> About this task
Every line of the records below that has the word "subtitle" should be copied.
____
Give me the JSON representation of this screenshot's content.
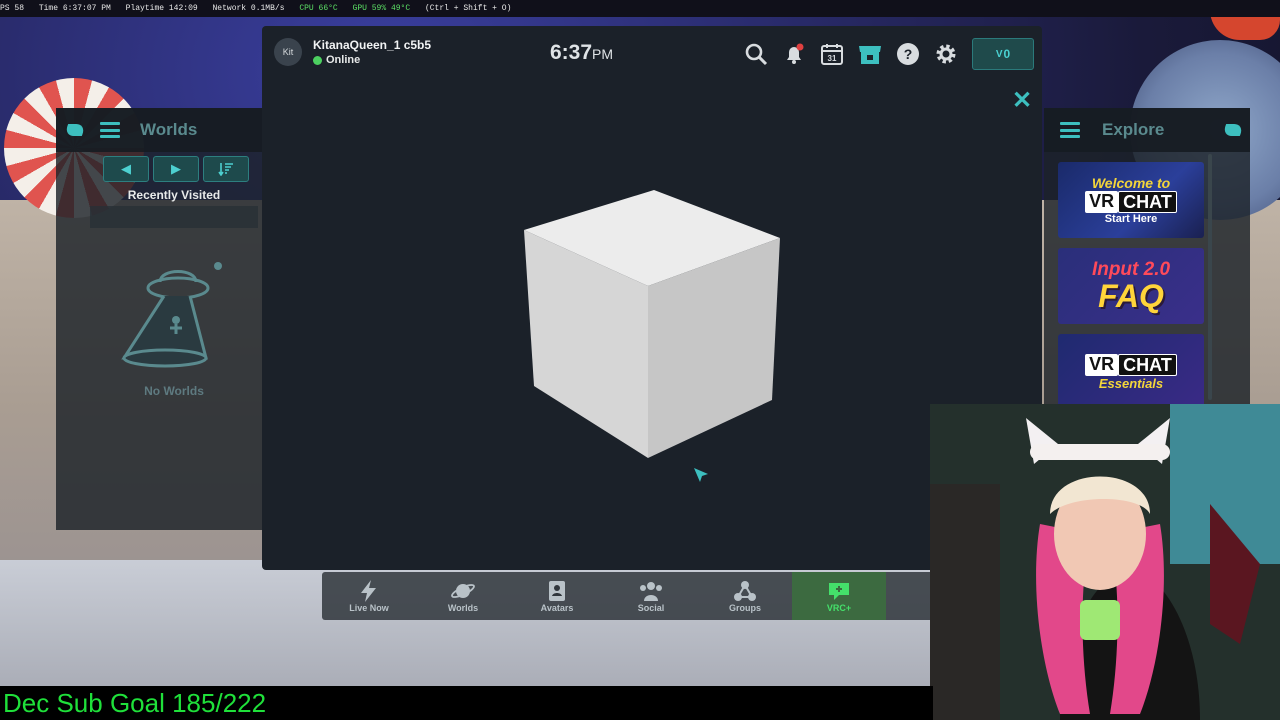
{
  "statusbar": {
    "fps": "PS 58",
    "time": "Time 6:37:07 PM",
    "playtime": "Playtime 142:09",
    "network": "Network 0.1MB/s",
    "cpu": "CPU 66°C",
    "gpu": "GPU 59% 49°C",
    "hotkey": "(Ctrl + Shift + O)"
  },
  "left_panel": {
    "title": "Worlds",
    "section": "Recently Visited",
    "empty_label": "No Worlds"
  },
  "right_panel": {
    "title": "Explore",
    "tiles": [
      {
        "line1": "Welcome to",
        "line2": "VR",
        "line2b": "CHAT",
        "line3": "Start Here"
      },
      {
        "line1": "Input 2.0",
        "line2": "FAQ"
      },
      {
        "line1": "VR",
        "line1b": "CHAT",
        "line2": "Essentials"
      }
    ]
  },
  "header": {
    "avatar_initials": "Kit",
    "username": "KitanaQueen_1 c5b5",
    "status": "Online",
    "time": "6:37",
    "ampm": "PM",
    "vrc_balance": "0",
    "vrc_symbol": "V"
  },
  "dock": [
    {
      "label": "Live Now",
      "icon": "lightning-icon"
    },
    {
      "label": "Worlds",
      "icon": "planet-icon"
    },
    {
      "label": "Avatars",
      "icon": "avatar-book-icon"
    },
    {
      "label": "Social",
      "icon": "people-icon"
    },
    {
      "label": "Groups",
      "icon": "groups-icon"
    },
    {
      "label": "VRC+",
      "icon": "vrcplus-icon"
    }
  ],
  "overlay": {
    "goal": "Dec Sub Goal 185/222"
  },
  "colors": {
    "accent": "#3dbfbf",
    "online": "#4cd060",
    "goal_text": "#1fe03a",
    "panel_bg": "#1b2129"
  }
}
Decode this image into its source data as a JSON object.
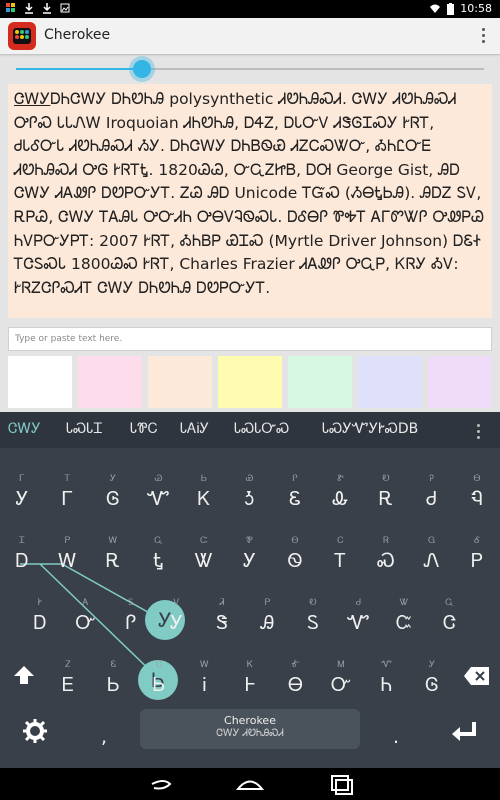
{
  "status_bar": {
    "time": "10:58"
  },
  "app": {
    "title": "Cherokee"
  },
  "slider": {
    "value_fraction": 0.27
  },
  "text_content": {
    "underlined_word": "ᏣᎳᎩ",
    "rest": "ᎠᏂᏣᎳᎩ ᎠᏂᏬᏂᎯ polysynthetic ᏗᏬᏂᎯᏍᏗ. ᏣᎳᎩ ᏗᏬᏂᎯᏍᏗ ᎤᎵᏍ ᏓᏓᏁᎳ Iroquoian ᏗᏂᏬᏂᎯ, ᎠᏎᏃ, ᎠᏓᏅᏙ ᏗᏕᎶᏆᏍᎩ ᎨᏒᎢ, ᏧᏓᎴᏅᏓ ᏗᏬᏂᎯᏍᏗ ᏱᎩ. ᎠᏂᏣᎳᎩ ᎠᏂᏴᏫᏯ ᏗᏃᏟᏍᏔᏅ, ᎣᏂᏝᏅᎬ ᏗᏬᏂᎯᏍᏗ ᎤᎶ ᎨᏒᎢᎿ. 1820ᏊᏊ, ᏅᏩᏃᏥᏴ, ᎠᎺ George Gist, ᎯᎠ ᏣᎳᎩ ᏗᎪᏪᎵ ᎠᏬᏢᏅᎩᎢ. ᏃᏊ ᎯᎠ Unicode ᎢᏳᏍ (ᏱᎾᎿᏏᎯ). ᎯᎠᏃ ᏚᏙ, ᎡᏢᏊ, ᏣᎳᎩ ᎢᎪᎯᏓ ᎤᏅᏗᏂ ᎤᎾᏙᎸᏫᏍᏓ. ᎠᎴᎾᎵ ᏈᎭᎢ ᎪᎱᏛᏔᎵ ᎤᏪᏢᏊ ᏂᏙᏢᏅᎩᏢᎢ: 2007 ᎨᏒᎢ, ᎣᏂᏴᏢ ᏯᏆᏍ (Myrtle Driver Johnson) ᎠᏋᏐ ᎢᏣᏚᏍᏓ 1800ᏊᏍ ᎨᏒᎢ, Charles Frazier ᏗᎪᏪᎵ ᎤᏩᏢ, ᏦᏒᎩ ᎣᏙ: ᎨᏒᏃᏣᎵᏍᏗᎢ ᏣᎳᎩ ᎠᏂᏬᏂᎯ ᎠᏬᏢᏅᎩᎢ."
  },
  "input": {
    "placeholder": "Type or paste text here."
  },
  "swatches": [
    "#ffffff",
    "#fddcec",
    "#fde9da",
    "#fdfcb0",
    "#d6f7e2",
    "#dfe1fb",
    "#efdcf9"
  ],
  "suggestions": [
    "ᏣᎳᎩ",
    "ᏓᏍᏓᏆ",
    "ᏓᏈᏟ",
    "ᏓᎪᎥᎩ",
    "ᏓᏍᏓᏅᏍ",
    "ᏓᏍᎩᏉᎩᎨᏍDB"
  ],
  "keys": {
    "row1": [
      [
        "Ꭹ",
        "Ꮁ"
      ],
      [
        "Ꮁ",
        "Ꭲ"
      ],
      [
        "Ꮆ",
        "Ꭹ"
      ],
      [
        "Ꮙ",
        "Ꮚ"
      ],
      [
        "Ꮶ",
        "Ꮟ"
      ],
      [
        "Ꮌ",
        "Ꮿ"
      ],
      [
        "Ꮛ",
        "Ꮅ"
      ],
      [
        "Ꮂ",
        "Ꮡ"
      ],
      [
        "Ꭱ",
        "Ꭷ"
      ],
      [
        "Ꮷ",
        "Ꭾ"
      ],
      [
        "Ꮔ",
        "Ꮎ"
      ]
    ],
    "row2": [
      [
        "Ꭰ",
        "Ꮖ"
      ],
      [
        "Ꮃ",
        "Ꮲ"
      ],
      [
        "Ꭱ",
        "Ꮃ"
      ],
      [
        "Ꮏ",
        "Ꮹ"
      ],
      [
        "Ꮤ",
        "Ꮸ"
      ],
      [
        "Ꭹ",
        "Ꮘ"
      ],
      [
        "Ꮻ",
        "Ꮎ"
      ],
      [
        "Ꭲ",
        "Ꮯ"
      ],
      [
        "Ꮝ",
        "Ꮢ"
      ],
      [
        "Ꮑ",
        "Ꮐ"
      ],
      [
        "Ꮲ",
        "Ꮄ"
      ]
    ],
    "row3": [
      [
        "Ꭰ",
        "Ꭸ"
      ],
      [
        "Ꮕ",
        "Ꭺ"
      ],
      [
        "Ꮅ",
        "Ꮪ"
      ],
      [
        "Ꭹ",
        "Ꮩ"
      ],
      [
        "Ꮥ",
        "Ꮨ"
      ],
      [
        "Ꭿ",
        "Ꮲ"
      ],
      [
        "Ꮪ",
        "Ꭷ"
      ],
      [
        "Ꮙ",
        "Ꮷ"
      ],
      [
        "Ꮸ",
        "Ꮤ"
      ],
      [
        "Ꮳ",
        "Ꮹ"
      ]
    ],
    "row4": [
      [
        "Ꭼ",
        "Ꮓ"
      ],
      [
        "Ꮟ",
        "Ꮛ"
      ],
      [
        "Ꮟ",
        "Ꮳ"
      ],
      [
        "Ꭵ",
        "Ꮃ"
      ],
      [
        "Ꮀ",
        "Ꮶ"
      ],
      [
        "Ꮎ",
        "Ꮉ"
      ],
      [
        "Ꮕ",
        "Ꮇ"
      ],
      [
        "Ꮒ",
        "Ꮙ"
      ],
      [
        "Ꮆ",
        "Ꭹ"
      ]
    ]
  },
  "gesture_bubbles": [
    "Ꭹ",
    "Ꮟ"
  ],
  "spacebar": {
    "label": "Cherokee",
    "sublabel": "ᏣᎳᎩ ᏗᏬᏂᎯᏍᏗ"
  },
  "keys_misc": {
    "comma": ",",
    "period": "."
  },
  "colors": {
    "accent": "#33b5e5",
    "keyboard_bg": "#394049",
    "gesture": "#80cbc4"
  }
}
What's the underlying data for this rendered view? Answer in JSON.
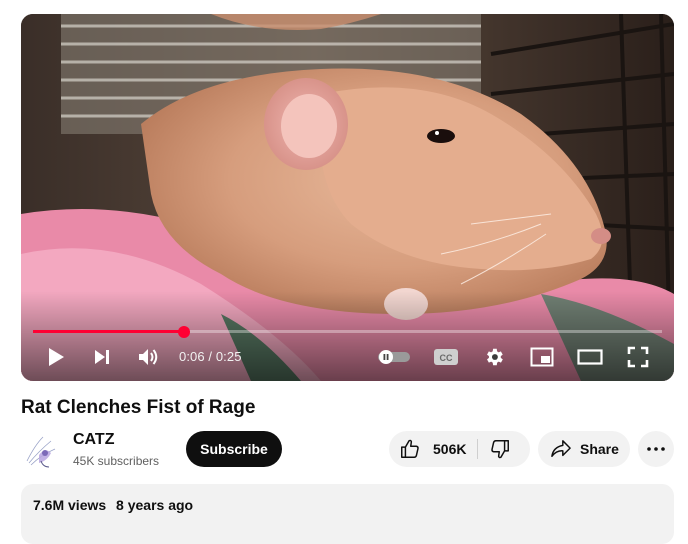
{
  "video": {
    "current_time": "0:06",
    "duration": "0:25",
    "time_display": "0:06 / 0:25",
    "progress": 0.24,
    "progress_color": "#ff0033",
    "controls": {
      "play": "play-icon",
      "next": "next-icon",
      "volume": "volume-icon",
      "autoplay": "autoplay-toggle-icon",
      "captions": "captions-icon",
      "settings": "gear-icon",
      "miniplayer": "miniplayer-icon",
      "theater": "theater-icon",
      "fullscreen": "fullscreen-icon"
    },
    "captions_label": "CC"
  },
  "title": "Rat Clenches Fist of Rage",
  "channel": {
    "name": "CATZ",
    "subscribers": "45K subscribers"
  },
  "actions": {
    "subscribe_label": "Subscribe",
    "like_count": "506K",
    "share_label": "Share"
  },
  "description": {
    "views": "7.6M views",
    "age": "8 years ago"
  }
}
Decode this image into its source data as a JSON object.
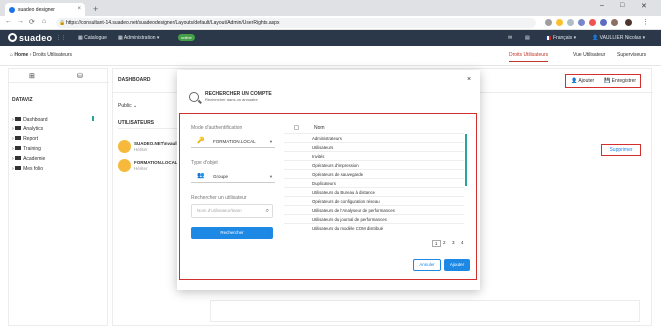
{
  "browser": {
    "tab_title": "suadeo designer",
    "new_tab": "+",
    "url": "https://consultant-14.suadeo.net/suadeodesigner/Layouts/default/Layout/Admin/UserRights.aspx"
  },
  "topbar": {
    "logo": "suadeo",
    "catalogue": "Catalogue",
    "administration": "Administration",
    "online_badge": "online",
    "language": "Français",
    "user": "VAULLIER Nicolas"
  },
  "subbar": {
    "home": "Home",
    "separator": "›",
    "page": "Droits Utilisateurs",
    "tabs": [
      {
        "label": "Droits Utilisateurs",
        "active": true
      },
      {
        "label": "Vue Utilisateur",
        "active": false
      },
      {
        "label": "Superviseurs",
        "active": false
      }
    ]
  },
  "sidebar": {
    "title": "DATAVIZ",
    "items": [
      {
        "label": "Dashboard"
      },
      {
        "label": "Analytics"
      },
      {
        "label": "Report"
      },
      {
        "label": "Training"
      },
      {
        "label": "Academie"
      },
      {
        "label": "Mes folio"
      }
    ]
  },
  "main": {
    "header": "DASHBOARD",
    "ajouter": "Ajouter",
    "enregistrer": "Enregistrer",
    "public_label": "Public",
    "utilisateurs_title": "UTILISATEURS",
    "users": [
      {
        "name": "SUADEO.NET\\nvaullie...",
        "status": "Hériter"
      },
      {
        "name": "FORMATION.LOCAL\\...",
        "status": "Hériter"
      }
    ],
    "supprimer": "Supprimer"
  },
  "modal": {
    "title": "RECHERCHER UN COMPTE",
    "subtitle": "Rechercher dans un annuaire",
    "close": "×",
    "auth_label": "Mode d'authentification",
    "auth_value": "FORMATION.LOCAL",
    "type_label": "Type d'objet",
    "type_value": "Groupe",
    "search_label": "Rechercher un utilisateur",
    "search_placeholder": "Nom d'utilisateur/team",
    "search_button": "Rechercher",
    "list_header": "Nom",
    "rows": [
      "Administrateurs",
      "Utilisateurs",
      "Invités",
      "Opérateurs d'impression",
      "Opérateurs de sauvegarde",
      "Duplicateurs",
      "Utilisateurs du Bureau à distance",
      "Opérateurs de configuration réseau",
      "Utilisateurs de l'Analyseur de performances",
      "Utilisateurs du journal de performances",
      "Utilisateurs du modèle COM distribué"
    ],
    "pages": [
      "1",
      "2",
      "3",
      "4"
    ],
    "cancel": "Annuler",
    "add": "Ajouter"
  },
  "colors": {
    "topbar": "#2b3849",
    "accent_red": "#d32f2f",
    "primary_blue": "#1e88e5",
    "avatar": "#f6b93b"
  }
}
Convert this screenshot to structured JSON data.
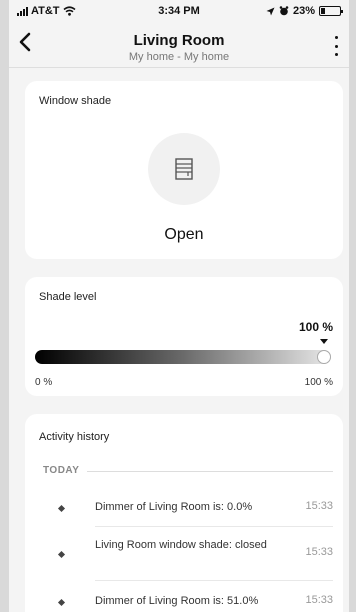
{
  "status_bar": {
    "carrier": "AT&T",
    "time": "3:34 PM",
    "battery": "23%",
    "battery_level": 0.23
  },
  "header": {
    "title": "Living Room",
    "subtitle": "My home - My home"
  },
  "window_shade": {
    "title": "Window shade",
    "state": "Open"
  },
  "shade_level": {
    "title": "Shade level",
    "value_label": "100 %",
    "value": 100,
    "min_label": "0 %",
    "max_label": "100 %"
  },
  "activity": {
    "title": "Activity history",
    "group_label": "TODAY",
    "items": [
      {
        "text": "Dimmer of Living Room is: 0.0%",
        "time": "15:33"
      },
      {
        "text": "Living Room window shade: closed",
        "time": "15:33"
      },
      {
        "text": "Dimmer of Living Room is: 51.0%",
        "time": "15:33"
      }
    ]
  }
}
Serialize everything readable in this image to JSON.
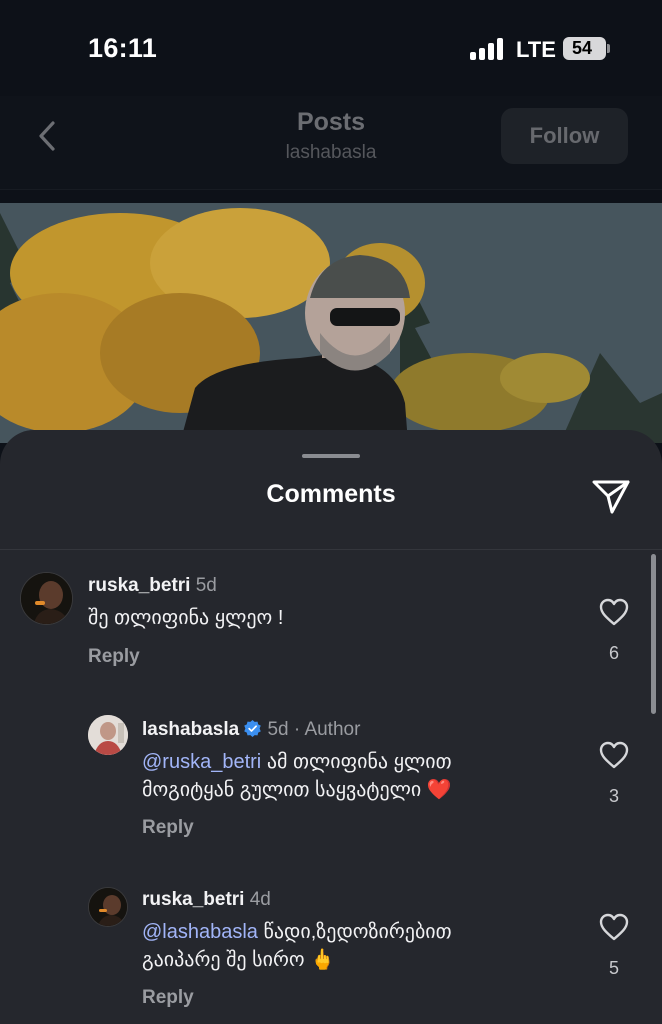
{
  "status_bar": {
    "time": "16:11",
    "network": "LTE",
    "battery": "54"
  },
  "header": {
    "title": "Posts",
    "subtitle": "lashabasla",
    "follow_label": "Follow"
  },
  "sheet": {
    "title": "Comments"
  },
  "comments": [
    {
      "user": "ruska_betri",
      "time": "5d",
      "text": "შე თლიფინა ყლეო !",
      "reply_label": "Reply",
      "likes": "6"
    },
    {
      "user": "lashabasla",
      "time": "5d",
      "author_label": "Author",
      "mention": "@ruska_betri",
      "text_line1": "ამ თლიფინა ყლით",
      "text_line2": "მოგიტყან გულით საყვატელი",
      "emoji": "❤️",
      "reply_label": "Reply",
      "likes": "3"
    },
    {
      "user": "ruska_betri",
      "time": "4d",
      "mention": "@lashabasla",
      "text_line1": "წადი,ზედოზირებით",
      "text_line2": "გაიპარე შე სირო",
      "emoji": "🖕",
      "reply_label": "Reply",
      "likes": "5"
    }
  ]
}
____
> Answer to the problem
    "subtitle": "Rechercher dans un annuaire",
    "subtitle": "My home - My home"
    "subtitle": "lashabasla",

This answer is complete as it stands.